Some of the muddy pools were not passable without going in them, or at least not without some clever acrobatics which I wasn’t willing to perform, so there were a couple of times I switched my hiking boots for my crocs and back again. I was in my crocs for the big water crossings and also the big muddy pools that didn’t have an available detour. Since my boots and socks are dry I really don’t want to get them wet again right now. Changing shoes regularly did take a bit of time, but I had plenty.
Ethan received a text at one point saying that the holiday park we were staying at had a store. Ooh I really hope I can get an icecream there. Surely I can. That gave me the drive to keep going.
We came out onto a road called “Access Road No. 3”. Imaginative. At this point it was 4:48pm. It had taken just over 3 hours from the 2 hours 45 sign. Damn you sign, you beat us.
And then a little side track to the left, which Ethan and Charlie both overshot and I just blindly followed them. You’re looking for a kind of a driveway with all these yellow flowers.
The mountains were getting closer.
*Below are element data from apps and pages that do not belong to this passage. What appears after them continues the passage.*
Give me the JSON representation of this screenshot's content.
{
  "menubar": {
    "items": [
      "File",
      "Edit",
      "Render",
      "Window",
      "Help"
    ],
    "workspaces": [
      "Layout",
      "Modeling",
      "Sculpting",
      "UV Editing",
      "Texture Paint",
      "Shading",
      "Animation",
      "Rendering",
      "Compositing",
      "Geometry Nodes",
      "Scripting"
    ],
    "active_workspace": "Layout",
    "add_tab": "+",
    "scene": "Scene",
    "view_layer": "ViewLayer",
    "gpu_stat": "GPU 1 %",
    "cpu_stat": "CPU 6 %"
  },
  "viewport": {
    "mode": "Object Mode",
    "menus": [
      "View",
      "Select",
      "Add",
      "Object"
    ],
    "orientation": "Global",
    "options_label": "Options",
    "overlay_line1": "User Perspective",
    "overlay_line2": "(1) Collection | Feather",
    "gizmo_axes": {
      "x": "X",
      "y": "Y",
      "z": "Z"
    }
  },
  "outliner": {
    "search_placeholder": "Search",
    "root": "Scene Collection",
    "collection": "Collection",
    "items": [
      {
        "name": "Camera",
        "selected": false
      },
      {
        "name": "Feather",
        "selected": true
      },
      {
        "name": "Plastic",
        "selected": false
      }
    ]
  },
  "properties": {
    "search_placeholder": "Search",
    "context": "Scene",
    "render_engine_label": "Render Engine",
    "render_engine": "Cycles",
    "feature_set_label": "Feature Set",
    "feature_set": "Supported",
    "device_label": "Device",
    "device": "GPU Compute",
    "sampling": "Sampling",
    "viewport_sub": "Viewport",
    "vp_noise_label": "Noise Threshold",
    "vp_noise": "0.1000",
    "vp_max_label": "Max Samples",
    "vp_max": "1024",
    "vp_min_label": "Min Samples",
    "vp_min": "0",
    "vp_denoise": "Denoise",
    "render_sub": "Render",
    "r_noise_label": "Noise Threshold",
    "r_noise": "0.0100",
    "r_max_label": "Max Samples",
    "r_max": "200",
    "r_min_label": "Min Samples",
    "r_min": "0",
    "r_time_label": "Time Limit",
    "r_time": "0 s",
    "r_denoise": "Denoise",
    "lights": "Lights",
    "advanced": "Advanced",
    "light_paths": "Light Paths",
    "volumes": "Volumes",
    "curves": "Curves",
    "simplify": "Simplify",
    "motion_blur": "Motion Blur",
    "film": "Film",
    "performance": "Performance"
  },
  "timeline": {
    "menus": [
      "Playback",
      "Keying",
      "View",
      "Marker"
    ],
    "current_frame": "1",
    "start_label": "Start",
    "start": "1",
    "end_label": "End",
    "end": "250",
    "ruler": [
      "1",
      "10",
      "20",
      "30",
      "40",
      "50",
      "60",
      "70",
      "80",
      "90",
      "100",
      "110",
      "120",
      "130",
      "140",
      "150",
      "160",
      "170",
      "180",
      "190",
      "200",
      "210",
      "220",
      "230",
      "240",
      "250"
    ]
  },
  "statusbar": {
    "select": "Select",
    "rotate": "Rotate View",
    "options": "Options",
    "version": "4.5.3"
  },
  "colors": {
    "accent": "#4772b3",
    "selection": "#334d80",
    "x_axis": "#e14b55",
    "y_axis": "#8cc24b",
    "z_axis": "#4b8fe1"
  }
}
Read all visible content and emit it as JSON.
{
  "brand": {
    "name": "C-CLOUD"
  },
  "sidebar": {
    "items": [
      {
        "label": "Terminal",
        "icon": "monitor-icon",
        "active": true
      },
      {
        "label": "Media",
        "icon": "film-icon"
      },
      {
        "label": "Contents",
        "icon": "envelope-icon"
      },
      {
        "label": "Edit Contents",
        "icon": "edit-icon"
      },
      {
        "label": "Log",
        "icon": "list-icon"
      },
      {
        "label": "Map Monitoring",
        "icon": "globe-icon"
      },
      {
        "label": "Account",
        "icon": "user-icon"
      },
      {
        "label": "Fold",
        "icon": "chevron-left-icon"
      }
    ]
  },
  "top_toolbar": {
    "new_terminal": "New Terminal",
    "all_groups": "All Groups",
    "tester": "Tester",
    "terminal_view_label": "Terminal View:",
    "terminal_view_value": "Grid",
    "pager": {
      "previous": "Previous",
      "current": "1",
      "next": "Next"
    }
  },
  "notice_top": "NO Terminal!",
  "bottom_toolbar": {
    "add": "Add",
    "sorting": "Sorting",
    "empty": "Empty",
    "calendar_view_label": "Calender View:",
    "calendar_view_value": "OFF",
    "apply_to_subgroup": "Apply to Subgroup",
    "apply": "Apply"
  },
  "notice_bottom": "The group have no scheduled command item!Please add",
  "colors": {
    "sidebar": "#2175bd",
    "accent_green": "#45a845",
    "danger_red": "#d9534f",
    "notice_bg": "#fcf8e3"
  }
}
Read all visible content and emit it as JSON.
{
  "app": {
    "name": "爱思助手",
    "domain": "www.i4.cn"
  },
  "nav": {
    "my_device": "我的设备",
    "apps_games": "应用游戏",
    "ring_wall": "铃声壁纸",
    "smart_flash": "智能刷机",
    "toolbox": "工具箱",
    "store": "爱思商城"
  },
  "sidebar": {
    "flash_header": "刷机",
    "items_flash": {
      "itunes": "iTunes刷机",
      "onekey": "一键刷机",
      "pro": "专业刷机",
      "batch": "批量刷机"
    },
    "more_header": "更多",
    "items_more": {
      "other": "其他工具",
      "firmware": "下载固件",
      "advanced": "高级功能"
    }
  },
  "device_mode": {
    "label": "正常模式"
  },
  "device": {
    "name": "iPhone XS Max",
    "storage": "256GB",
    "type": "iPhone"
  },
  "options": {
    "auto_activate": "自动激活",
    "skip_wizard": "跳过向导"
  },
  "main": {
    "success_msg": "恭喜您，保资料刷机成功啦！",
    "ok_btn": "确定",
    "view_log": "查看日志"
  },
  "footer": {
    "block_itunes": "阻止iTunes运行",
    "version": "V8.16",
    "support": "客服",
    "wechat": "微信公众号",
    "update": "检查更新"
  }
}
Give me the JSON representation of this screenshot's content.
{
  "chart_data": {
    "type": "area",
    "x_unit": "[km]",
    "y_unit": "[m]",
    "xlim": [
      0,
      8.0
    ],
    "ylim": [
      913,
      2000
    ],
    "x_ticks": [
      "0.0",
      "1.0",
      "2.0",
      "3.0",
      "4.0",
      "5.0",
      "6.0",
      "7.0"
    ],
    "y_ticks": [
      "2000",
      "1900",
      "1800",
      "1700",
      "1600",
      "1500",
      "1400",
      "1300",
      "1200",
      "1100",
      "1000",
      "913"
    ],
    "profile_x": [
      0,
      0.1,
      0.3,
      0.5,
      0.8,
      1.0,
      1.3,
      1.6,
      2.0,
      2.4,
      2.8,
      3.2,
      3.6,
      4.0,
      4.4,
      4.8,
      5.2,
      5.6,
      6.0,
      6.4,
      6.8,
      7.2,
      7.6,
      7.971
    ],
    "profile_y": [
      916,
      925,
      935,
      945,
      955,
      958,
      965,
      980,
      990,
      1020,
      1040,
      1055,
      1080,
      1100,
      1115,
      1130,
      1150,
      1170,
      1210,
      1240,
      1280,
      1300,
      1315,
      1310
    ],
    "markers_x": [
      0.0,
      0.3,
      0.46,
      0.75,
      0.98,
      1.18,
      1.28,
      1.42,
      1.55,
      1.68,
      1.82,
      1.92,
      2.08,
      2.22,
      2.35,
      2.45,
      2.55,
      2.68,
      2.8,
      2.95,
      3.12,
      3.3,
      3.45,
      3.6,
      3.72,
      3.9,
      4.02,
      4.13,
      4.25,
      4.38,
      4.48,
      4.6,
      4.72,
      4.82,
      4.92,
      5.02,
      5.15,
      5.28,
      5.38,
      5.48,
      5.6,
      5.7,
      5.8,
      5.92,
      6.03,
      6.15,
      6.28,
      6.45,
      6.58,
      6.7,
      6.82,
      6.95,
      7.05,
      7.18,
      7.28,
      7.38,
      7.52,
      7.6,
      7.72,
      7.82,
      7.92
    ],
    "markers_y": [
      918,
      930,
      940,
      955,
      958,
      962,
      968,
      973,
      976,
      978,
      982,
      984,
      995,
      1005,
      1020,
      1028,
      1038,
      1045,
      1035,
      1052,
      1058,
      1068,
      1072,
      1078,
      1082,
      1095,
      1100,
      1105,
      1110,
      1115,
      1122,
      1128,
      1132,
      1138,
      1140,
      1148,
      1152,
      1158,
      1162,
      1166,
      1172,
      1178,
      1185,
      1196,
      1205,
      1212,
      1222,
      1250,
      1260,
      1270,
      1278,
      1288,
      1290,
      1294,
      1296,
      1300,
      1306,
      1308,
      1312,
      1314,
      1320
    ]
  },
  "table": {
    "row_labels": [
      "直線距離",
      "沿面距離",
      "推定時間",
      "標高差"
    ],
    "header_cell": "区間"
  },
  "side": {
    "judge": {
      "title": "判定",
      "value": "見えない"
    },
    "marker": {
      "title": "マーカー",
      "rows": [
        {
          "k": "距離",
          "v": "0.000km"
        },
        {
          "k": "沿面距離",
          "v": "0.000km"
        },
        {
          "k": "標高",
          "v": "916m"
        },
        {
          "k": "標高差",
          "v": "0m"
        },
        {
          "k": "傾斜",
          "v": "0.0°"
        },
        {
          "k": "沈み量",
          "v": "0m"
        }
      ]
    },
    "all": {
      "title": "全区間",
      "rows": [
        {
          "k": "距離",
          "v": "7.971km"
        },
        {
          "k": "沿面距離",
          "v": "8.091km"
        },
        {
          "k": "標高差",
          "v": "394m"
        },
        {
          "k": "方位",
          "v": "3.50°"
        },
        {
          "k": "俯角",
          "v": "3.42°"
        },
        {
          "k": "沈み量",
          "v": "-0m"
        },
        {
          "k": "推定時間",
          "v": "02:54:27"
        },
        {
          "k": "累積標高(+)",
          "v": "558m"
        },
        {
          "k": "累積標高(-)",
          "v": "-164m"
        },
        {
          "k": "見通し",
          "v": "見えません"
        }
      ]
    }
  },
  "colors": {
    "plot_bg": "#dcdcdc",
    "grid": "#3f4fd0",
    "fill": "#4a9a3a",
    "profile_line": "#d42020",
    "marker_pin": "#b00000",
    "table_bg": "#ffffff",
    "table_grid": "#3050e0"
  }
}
That was getting me excited for tomorrow when we are all doing the Tongariro Crossing.
We got to something called “Mahaukura – the upper redoubt”. I thought it was funny that the main subject of the story here was “Te Kooti”, just a few days after I noticed how Ethan kept calling Te Kuiti “takooty” and then there is actually a Maori guy called Te Kooti.
At least the last bit of the walkway today is through the easy grass of the redoubt.
Then a left turn onto State Highway 47 and a short walk down it, and I could see the Tongariro Holiday Park coming up on the right. Finally… at last.
I struggled to find the office to this place, I’m not sure why, as it was right by the entrance as you’d expect it to be. Must have just been a day of exhaustion. There were a lot of hills and a fair few challenging sections of track so I was definitely feeling it when I arrived.
I didn’t get an ice cream from the store – they had an incredibly small selection of stuff – but I did get a Bundaburg Lemon, Lime & Bitters and a Mars Bar. They were pretty good, as you’d expect.
Alex and Peter had oranised a cabin in the holiday park because with 5 of us it was only slightly more expensive than a campsite and not having to pack up a tent in the morning would assist with starting early.
Charlie had taken a wrong turn late in the day and Peter had gone looking for him. Here they are, finally making their way into camp, and they had picked up Henry along the way as well.
There was only time for a quick chat and a quick meal of Back Country Cuisine freeze dried vegetarian pasta and then we were all in bed by 8:30pm. We have a long day tomorrow – getting up at 6am and leaving by 6:30am for the Tongariro Crossing. Let’s see how keen everyone is to get out of bed when the alarm goes off.
And finally, we were all wondering where the 42 Traverse gets its name. I just looked it up, and apparently it is named after the forest, which was originally called State Forest 42. So there you go.
Today's walk on the map (blue = Te Araroa, red = today's walk):